  10. Honestly, DK, I wouldn’t presume to comment on O’Sensei’s religious beliefs. He was a devout believer in the kotodama and a follower of Onisaburo Deguchi, the charismatic leader of the Omoto-Kyo Shinto sect.

    If you are interested, I can see if I can find my copy of The Spiritual Foundations of Aikido. It’s pretty complicated stuff.

    We’re fortunate, however, in that our Federation has several direct students of the Founder. You may not get the chance to discuss this with, say, Yamada or Sugano Sensei, but you can discuss this with their students, at a seminar or in New York.

    I think you’d enjoy that conversation.

  11. I think that this issue is ambiguous. I personally think that Aikido, like all other martial arts and disciplines, is a tool made to achieve a goal. In the end, a person can pervert the original intention of the tool for an unwholesome end or can use it to do good to all, it depends upon the individual. A doctor can save a man’s life with a scalple, or a theif can use it to mug someone. I don’t think Aikido is intrinsically pacifistic if you look at it from a technical aspect (as Jerry likes to point out, the basis of the techniques we use are from a system designed to break bones, cut through, and physically disable an opponent).

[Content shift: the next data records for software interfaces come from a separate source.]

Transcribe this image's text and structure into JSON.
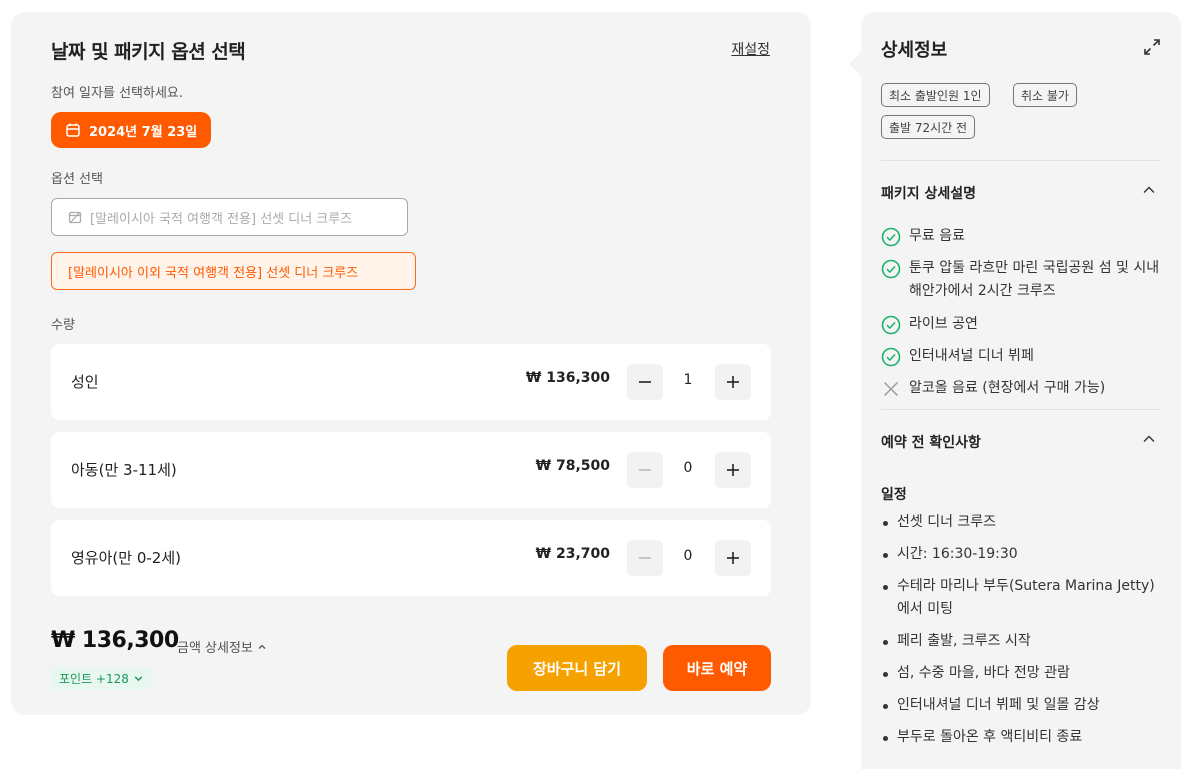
{
  "booking": {
    "title": "날짜 및 패키지 옵션 선택",
    "reset_label": "재설정",
    "date_label": "참여 일자를 선택하세요.",
    "selected_date": "2024년 7월 23일",
    "option_label": "옵션 선택",
    "options": [
      {
        "label": "[말레이시아 국적 여행객 전용] 선셋 디너 크루즈",
        "state": "unavailable"
      },
      {
        "label": "[말레이시아 이외 국적 여행객 전용] 선셋 디너 크루즈",
        "state": "selected"
      }
    ],
    "quantity_label": "수량",
    "quantities": [
      {
        "label": "성인",
        "price": "₩ 136,300",
        "count": "1"
      },
      {
        "label": "아동(만 3-11세)",
        "price": "₩ 78,500",
        "count": "0"
      },
      {
        "label": "영유아(만 0-2세)",
        "price": "₩ 23,700",
        "count": "0"
      }
    ],
    "total": "₩ 136,300",
    "price_detail_label": "금액 상세정보",
    "points": "포인트 +128",
    "cart_label": "장바구니 담기",
    "book_label": "바로 예약"
  },
  "details": {
    "title": "상세정보",
    "tags": [
      "최소 출발인원 1인",
      "취소 불가",
      "출발 72시간 전"
    ],
    "package_title": "패키지 상세설명",
    "package_features": [
      {
        "text": "무료 음료",
        "included": true
      },
      {
        "text": "툰쿠 압둘 라흐만 마린 국립공원 섬 및 시내 해안가에서 2시간 크루즈",
        "included": true
      },
      {
        "text": "라이브 공연",
        "included": true
      },
      {
        "text": "인터내셔널 디너 뷔페",
        "included": true
      },
      {
        "text": "알코올 음료 (현장에서 구매 가능)",
        "included": false
      }
    ],
    "notice_title": "예약 전 확인사항",
    "itinerary_title": "일정",
    "itinerary": [
      "선셋 디너 크루즈",
      "시간: 16:30-19:30",
      "수테라 마리나 부두(Sutera Marina Jetty)에서 미팅",
      "페리 출발, 크루즈 시작",
      "섬, 수중 마을, 바다 전망 관람",
      "인터내셔널 디너 뷔페 및 일몰 감상",
      "부두로 돌아온 후 액티비티 종료"
    ]
  },
  "colors": {
    "accent": "#ff5a00",
    "cart": "#f5a100",
    "check": "#1fb36a",
    "panel_bg": "#f4f4f4"
  }
}
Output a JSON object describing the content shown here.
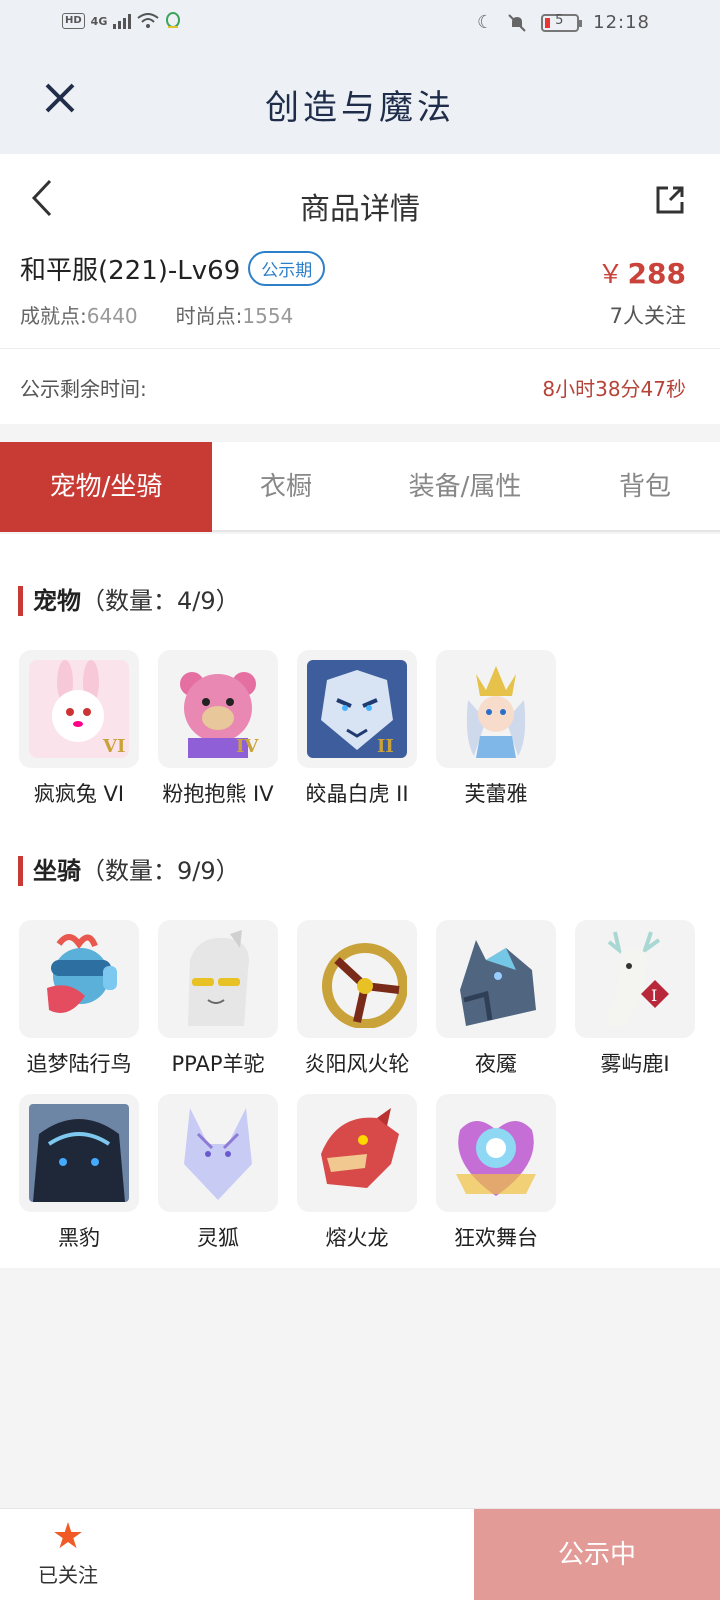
{
  "status_bar": {
    "hd": "HD",
    "network": "4G",
    "time": "12:18",
    "battery_level": "5"
  },
  "app": {
    "title": "创造与魔法"
  },
  "page": {
    "title": "商品详情"
  },
  "product": {
    "name": "和平服(221)-Lv69",
    "tag": "公示期",
    "achievement_label": "成就点:",
    "achievement_value": "6440",
    "fashion_label": "时尚点:",
    "fashion_value": "1554",
    "currency": "￥",
    "price": "288",
    "followers": "7人关注"
  },
  "countdown": {
    "label": "公示剩余时间:",
    "value": "8小时38分47秒"
  },
  "tabs": [
    {
      "label": "宠物/坐骑",
      "active": true
    },
    {
      "label": "衣橱",
      "active": false
    },
    {
      "label": "装备/属性",
      "active": false
    },
    {
      "label": "背包",
      "active": false
    }
  ],
  "pets": {
    "title": "宠物",
    "count": "（数量：4/9）",
    "items": [
      {
        "label": "疯疯兔 VI",
        "icon": "rabbit-icon",
        "color": "#f4c2d4"
      },
      {
        "label": "粉抱抱熊 IV",
        "icon": "bear-icon",
        "color": "#e89bb8"
      },
      {
        "label": "皎晶白虎 II",
        "icon": "tiger-icon",
        "color": "#6f8fc9"
      },
      {
        "label": "芙蕾雅",
        "icon": "fairy-icon",
        "color": "#cfe3f4"
      }
    ]
  },
  "mounts": {
    "title": "坐骑",
    "count": "（数量：9/9）",
    "items": [
      {
        "label": "追梦陆行鸟",
        "icon": "bird-icon",
        "color": "#69b7df"
      },
      {
        "label": "PPAP羊驼",
        "icon": "alpaca-icon",
        "color": "#d8d8d8"
      },
      {
        "label": "炎阳风火轮",
        "icon": "wheel-icon",
        "color": "#c9a23a"
      },
      {
        "label": "夜魇",
        "icon": "nightmare-horse-icon",
        "color": "#5e7690"
      },
      {
        "label": "雾屿鹿I",
        "icon": "deer-icon",
        "color": "#e9eef0"
      },
      {
        "label": "黑豹",
        "icon": "panther-icon",
        "color": "#2c3a52"
      },
      {
        "label": "灵狐",
        "icon": "fox-icon",
        "color": "#c5c9f2"
      },
      {
        "label": "熔火龙",
        "icon": "dragon-icon",
        "color": "#d84a4a"
      },
      {
        "label": "狂欢舞台",
        "icon": "stage-icon",
        "color": "#c56fd6"
      }
    ]
  },
  "bottom": {
    "follow_label": "已关注",
    "status_label": "公示中"
  },
  "colors": {
    "accent": "#c83a34",
    "price": "#c9433a",
    "tag_blue": "#2e7fc9",
    "status_button": "#e29b97"
  }
}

    It is our goal, like most Aikido schools, is to edify uke as well as nage, so an injury on someone you are practicing with is like an injury upon yourself. But if you look hard enough, you could (as I have had the distinct displeasure of finding) probably find some one who calls their system Aikido and does not share this view. I am just trying to say that it depends upon the individual using the art, not the art itself.

  12. Pingback: Choosing the Right Martial Art For You | Thailand Reviews-Everything u want to know about Thailand

  13. Pingback: UFC The Future of Mixed Martial Arts | Thailand Reviews-Everything u want to know about Thailand

Comments are closed.